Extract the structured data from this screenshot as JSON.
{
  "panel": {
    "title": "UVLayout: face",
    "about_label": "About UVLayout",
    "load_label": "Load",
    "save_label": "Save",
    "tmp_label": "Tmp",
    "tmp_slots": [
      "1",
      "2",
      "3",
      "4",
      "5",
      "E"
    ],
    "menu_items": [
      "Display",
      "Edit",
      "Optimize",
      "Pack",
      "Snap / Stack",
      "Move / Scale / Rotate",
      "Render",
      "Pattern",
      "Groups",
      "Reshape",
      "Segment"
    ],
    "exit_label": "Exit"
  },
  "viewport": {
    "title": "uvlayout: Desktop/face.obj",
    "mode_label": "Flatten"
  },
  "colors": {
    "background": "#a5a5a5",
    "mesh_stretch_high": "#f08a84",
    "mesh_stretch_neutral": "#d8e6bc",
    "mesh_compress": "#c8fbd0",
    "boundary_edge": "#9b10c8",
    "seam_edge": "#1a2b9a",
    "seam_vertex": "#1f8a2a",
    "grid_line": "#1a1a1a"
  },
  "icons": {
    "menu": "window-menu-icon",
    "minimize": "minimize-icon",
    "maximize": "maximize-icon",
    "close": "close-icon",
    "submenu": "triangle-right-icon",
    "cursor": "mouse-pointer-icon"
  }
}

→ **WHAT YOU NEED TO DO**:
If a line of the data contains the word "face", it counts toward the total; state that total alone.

→ **RESULT**:
2